- Brief -
Apart from the pictures, every record here must be copied word for word.

- Task input -
★ ★ ★

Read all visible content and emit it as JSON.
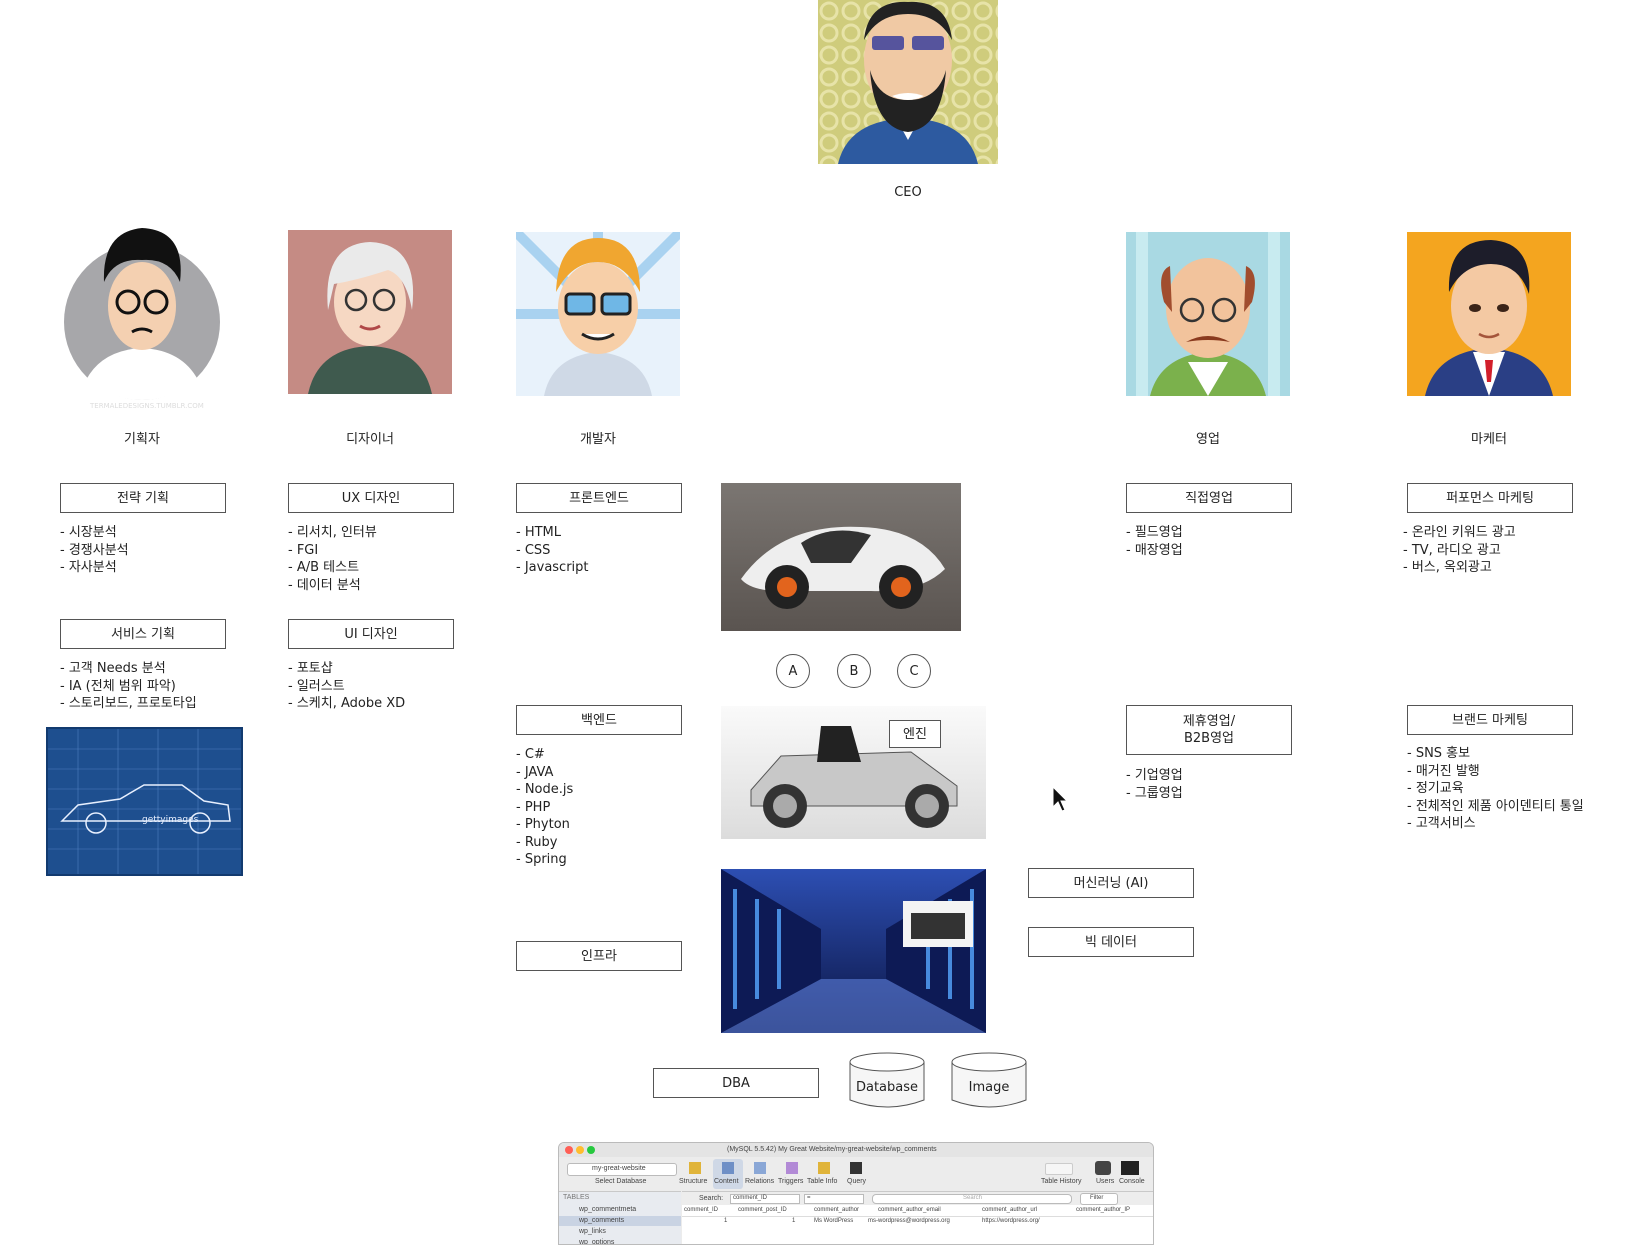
{
  "ceo": {
    "label": "CEO"
  },
  "roles": {
    "planner": {
      "label": "기획자"
    },
    "designer": {
      "label": "디자이너"
    },
    "developer": {
      "label": "개발자"
    },
    "sales": {
      "label": "영업"
    },
    "marketer": {
      "label": "마케터"
    }
  },
  "planner": {
    "box1": "전략 기획",
    "list1": [
      "- 시장분석",
      "- 경쟁사분석",
      "- 자사분석"
    ],
    "box2": "서비스 기획",
    "list2": [
      "- 고객 Needs 분석",
      "- IA (전체 범위 파악)",
      "- 스토리보드, 프로토타입"
    ]
  },
  "designer": {
    "box1": "UX 디자인",
    "list1": [
      "- 리서치, 인터뷰",
      "- FGI",
      "- A/B 테스트",
      "- 데이터 분석"
    ],
    "box2": "UI 디자인",
    "list2": [
      "- 포토샵",
      "- 일러스트",
      "- 스케치, Adobe XD"
    ]
  },
  "developer": {
    "box1": "프론트엔드",
    "list1": [
      "- HTML",
      "- CSS",
      "- Javascript"
    ],
    "box2": "백엔드",
    "list2": [
      "- C#",
      "- JAVA",
      "- Node.js",
      "- PHP",
      "- Phyton",
      "- Ruby",
      "- Spring"
    ],
    "box3": "인프라"
  },
  "center": {
    "circles": [
      "A",
      "B",
      "C"
    ],
    "engine_label": "엔진",
    "dba": "DBA",
    "database": "Database",
    "image": "Image",
    "ml": "머신러닝 (AI)",
    "bigdata": "빅 데이터"
  },
  "sales": {
    "box1": "직접영업",
    "list1": [
      "- 필드영업",
      "- 매장영업"
    ],
    "box2": "제휴영업/\nB2B영업",
    "list2": [
      "- 기업영업",
      "- 그룹영업"
    ]
  },
  "marketer": {
    "box1": "퍼포먼스 마케팅",
    "list1": [
      "- 온라인 키워드 광고",
      "- TV, 라디오 광고",
      "- 버스, 옥외광고"
    ],
    "box2": "브랜드 마케팅",
    "list2": [
      "- SNS 홍보",
      "- 매거진 발행",
      "- 정기교육",
      "- 전체적인 제품 아이덴티티 통일",
      "- 고객서비스"
    ]
  },
  "watermarks": {
    "avatar": "TERMALEDESIGNS.TUMBLR.COM",
    "getty": "gettyimages"
  },
  "sequel": {
    "title": "(MySQL 5.5.42) My Great Website/my-great-website/wp_comments",
    "db_select": "my-great-website",
    "select_db": "Select Database",
    "toolbar": [
      "Structure",
      "Content",
      "Relations",
      "Triggers",
      "Table Info",
      "Query"
    ],
    "right_toolbar": [
      "Table History",
      "Users",
      "Console"
    ],
    "tables_header": "TABLES",
    "tables": [
      "wp_commentmeta",
      "wp_comments",
      "wp_links",
      "wp_options"
    ],
    "search_label": "Search:",
    "search_field": "comment_ID",
    "search_op": "=",
    "search_placeholder": "Search",
    "filter": "Filter",
    "columns": [
      "comment_ID",
      "comment_post_ID",
      "comment_author",
      "comment_author_email",
      "comment_author_url",
      "comment_author_IP"
    ],
    "row": [
      "1",
      "1",
      "Ms WordPress",
      "ms-wordpress@wordpress.org",
      "https://wordpress.org/",
      ""
    ]
  },
  "colors": {
    "accent": "#1e4f8f",
    "border": "#555555"
  }
}
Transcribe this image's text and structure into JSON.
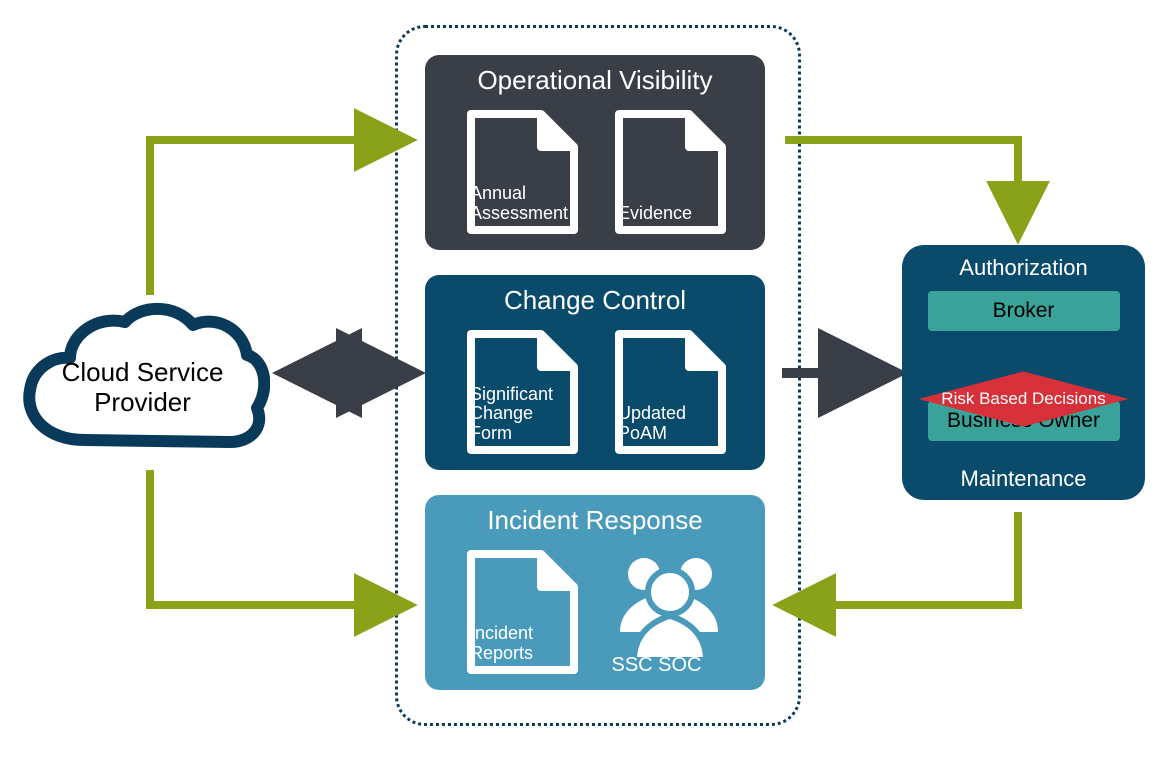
{
  "cloud": {
    "label_l1": "Cloud Service",
    "label_l2": "Provider"
  },
  "panels": {
    "ov": {
      "title": "Operational Visibility",
      "doc1_l1": "Annual",
      "doc1_l2": "Assessment",
      "doc2_l1": "Evidence"
    },
    "cc": {
      "title": "Change Control",
      "doc1_l1": "Significant",
      "doc1_l2": "Change Form",
      "doc2_l1": "Updated",
      "doc2_l2": "PoAM"
    },
    "ir": {
      "title": "Incident Response",
      "doc1_l1": "Incident",
      "doc1_l2": "Reports",
      "people": "SSC SOC"
    }
  },
  "auth": {
    "top": "Authorization",
    "broker": "Broker",
    "decision": "Risk Based Decisions",
    "owner": "Business Owner",
    "bottom": "Maintenance"
  },
  "colors": {
    "olive": "#8aa11a",
    "dark_arrow": "#3a3f47"
  }
}
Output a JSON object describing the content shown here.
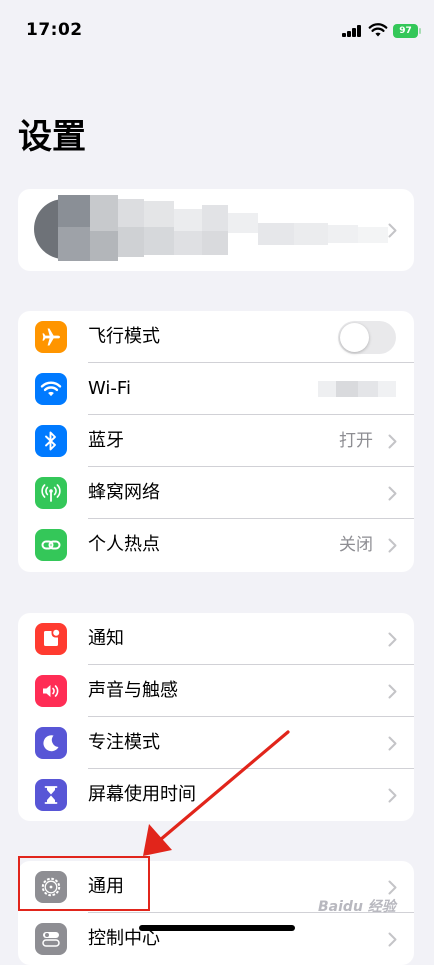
{
  "status_bar": {
    "time": "17:02",
    "battery": "97"
  },
  "page_title": "设置",
  "colors": {
    "airplane": "#ff9500",
    "wifi": "#007aff",
    "bluetooth": "#007aff",
    "cellular": "#34c759",
    "hotspot": "#34c759",
    "notifications": "#ff3b30",
    "sounds": "#ff2d55",
    "focus": "#5856d6",
    "screen_time": "#5856d6",
    "general": "#8e8e93",
    "control_center": "#8e8e93",
    "annotation": "#e1251b"
  },
  "groups": {
    "connectivity": [
      {
        "label": "飞行模式",
        "icon": "airplane-icon",
        "control": "toggle",
        "on": false
      },
      {
        "label": "Wi-Fi",
        "icon": "wifi-icon",
        "value": ""
      },
      {
        "label": "蓝牙",
        "icon": "bluetooth-icon",
        "value": "打开"
      },
      {
        "label": "蜂窝网络",
        "icon": "antenna-icon",
        "value": ""
      },
      {
        "label": "个人热点",
        "icon": "link-icon",
        "value": "关闭"
      }
    ],
    "notifications": [
      {
        "label": "通知",
        "icon": "bell-icon"
      },
      {
        "label": "声音与触感",
        "icon": "speaker-icon"
      },
      {
        "label": "专注模式",
        "icon": "moon-icon"
      },
      {
        "label": "屏幕使用时间",
        "icon": "hourglass-icon"
      }
    ],
    "system": [
      {
        "label": "通用",
        "icon": "gear-icon"
      },
      {
        "label": "控制中心",
        "icon": "switches-icon"
      }
    ]
  },
  "watermark": "Baidu 经验"
}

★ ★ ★

- Final answer -
Read all visible content and emit it as JSON.
{
  "ceo": {
    "label": "CEO"
  },
  "roles": {
    "planner": {
      "label": "기획자"
    },
    "designer": {
      "label": "디자이너"
    },
    "developer": {
      "label": "개발자"
    },
    "sales": {
      "label": "영업"
    },
    "marketer": {
      "label": "마케터"
    }
  },
  "planner": {
    "box1": "전략 기획",
    "list1": [
      "- 시장분석",
      "- 경쟁사분석",
      "- 자사분석"
    ],
    "box2": "서비스 기획",
    "list2": [
      "- 고객 Needs 분석",
      "- IA (전체 범위 파악)",
      "- 스토리보드, 프로토타입"
    ]
  },
  "designer": {
    "box1": "UX 디자인",
    "list1": [
      "- 리서치, 인터뷰",
      "- FGI",
      "- A/B 테스트",
      "- 데이터 분석"
    ],
    "box2": "UI 디자인",
    "list2": [
      "- 포토샵",
      "- 일러스트",
      "- 스케치, Adobe XD"
    ]
  },
  "developer": {
    "box1": "프론트엔드",
    "list1": [
      "- HTML",
      "- CSS",
      "- Javascript"
    ],
    "box2": "백엔드",
    "list2": [
      "- C#",
      "- JAVA",
      "- Node.js",
      "- PHP",
      "- Phyton",
      "- Ruby",
      "- Spring"
    ],
    "box3": "인프라"
  },
  "center": {
    "circles": [
      "A",
      "B",
      "C"
    ],
    "engine_label": "엔진",
    "dba": "DBA",
    "database": "Database",
    "image": "Image",
    "ml": "머신러닝 (AI)",
    "bigdata": "빅 데이터"
  },
  "sales": {
    "box1": "직접영업",
    "list1": [
      "- 필드영업",
      "- 매장영업"
    ],
    "box2": "제휴영업/\nB2B영업",
    "list2": [
      "- 기업영업",
      "- 그룹영업"
    ]
  },
  "marketer": {
    "box1": "퍼포먼스 마케팅",
    "list1": [
      "- 온라인 키워드 광고",
      "- TV, 라디오 광고",
      "- 버스, 옥외광고"
    ],
    "box2": "브랜드 마케팅",
    "list2": [
      "- SNS 홍보",
      "- 매거진 발행",
      "- 정기교육",
      "- 전체적인 제품 아이덴티티 통일",
      "- 고객서비스"
    ]
  },
  "watermarks": {
    "avatar": "TERMALEDESIGNS.TUMBLR.COM",
    "getty": "gettyimages"
  },
  "sequel": {
    "title": "(MySQL 5.5.42) My Great Website/my-great-website/wp_comments",
    "db_select": "my-great-website",
    "select_db": "Select Database",
    "toolbar": [
      "Structure",
      "Content",
      "Relations",
      "Triggers",
      "Table Info",
      "Query"
    ],
    "right_toolbar": [
      "Table History",
      "Users",
      "Console"
    ],
    "tables_header": "TABLES",
    "tables": [
      "wp_commentmeta",
      "wp_comments",
      "wp_links",
      "wp_options"
    ],
    "search_label": "Search:",
    "search_field": "comment_ID",
    "search_op": "=",
    "search_placeholder": "Search",
    "filter": "Filter",
    "columns": [
      "comment_ID",
      "comment_post_ID",
      "comment_author",
      "comment_author_email",
      "comment_author_url",
      "comment_author_IP"
    ],
    "row": [
      "1",
      "1",
      "Ms WordPress",
      "ms-wordpress@wordpress.org",
      "https://wordpress.org/",
      ""
    ]
  },
  "colors": {
    "accent": "#1e4f8f",
    "border": "#555555"
  }
}
Transcribe this image's text and structure into JSON.
{
  "cloud": {
    "label_l1": "Cloud Service",
    "label_l2": "Provider"
  },
  "panels": {
    "ov": {
      "title": "Operational Visibility",
      "doc1_l1": "Annual",
      "doc1_l2": "Assessment",
      "doc2_l1": "Evidence"
    },
    "cc": {
      "title": "Change Control",
      "doc1_l1": "Significant",
      "doc1_l2": "Change Form",
      "doc2_l1": "Updated",
      "doc2_l2": "PoAM"
    },
    "ir": {
      "title": "Incident Response",
      "doc1_l1": "Incident",
      "doc1_l2": "Reports",
      "people": "SSC SOC"
    }
  },
  "auth": {
    "top": "Authorization",
    "broker": "Broker",
    "decision": "Risk Based Decisions",
    "owner": "Business Owner",
    "bottom": "Maintenance"
  },
  "colors": {
    "olive": "#8aa11a",
    "dark_arrow": "#3a3f47"
  }
}
Output a JSON object describing the content shown here.
{
  "status_bar": {
    "time": "17:02",
    "battery": "97"
  },
  "page_title": "设置",
  "colors": {
    "airplane": "#ff9500",
    "wifi": "#007aff",
    "bluetooth": "#007aff",
    "cellular": "#34c759",
    "hotspot": "#34c759",
    "notifications": "#ff3b30",
    "sounds": "#ff2d55",
    "focus": "#5856d6",
    "screen_time": "#5856d6",
    "general": "#8e8e93",
    "control_center": "#8e8e93",
    "annotation": "#e1251b"
  },
  "groups": {
    "connectivity": [
      {
        "label": "飞行模式",
        "icon": "airplane-icon",
        "control": "toggle",
        "on": false
      },
      {
        "label": "Wi-Fi",
        "icon": "wifi-icon",
        "value": ""
      },
      {
        "label": "蓝牙",
        "icon": "bluetooth-icon",
        "value": "打开"
      },
      {
        "label": "蜂窝网络",
        "icon": "antenna-icon",
        "value": ""
      },
      {
        "label": "个人热点",
        "icon": "link-icon",
        "value": "关闭"
      }
    ],
    "notifications": [
      {
        "label": "通知",
        "icon": "bell-icon"
      },
      {
        "label": "声音与触感",
        "icon": "speaker-icon"
      },
      {
        "label": "专注模式",
        "icon": "moon-icon"
      },
      {
        "label": "屏幕使用时间",
        "icon": "hourglass-icon"
      }
    ],
    "system": [
      {
        "label": "通用",
        "icon": "gear-icon"
      },
      {
        "label": "控制中心",
        "icon": "switches-icon"
      }
    ]
  },
  "watermark": "Baidu 经验"
}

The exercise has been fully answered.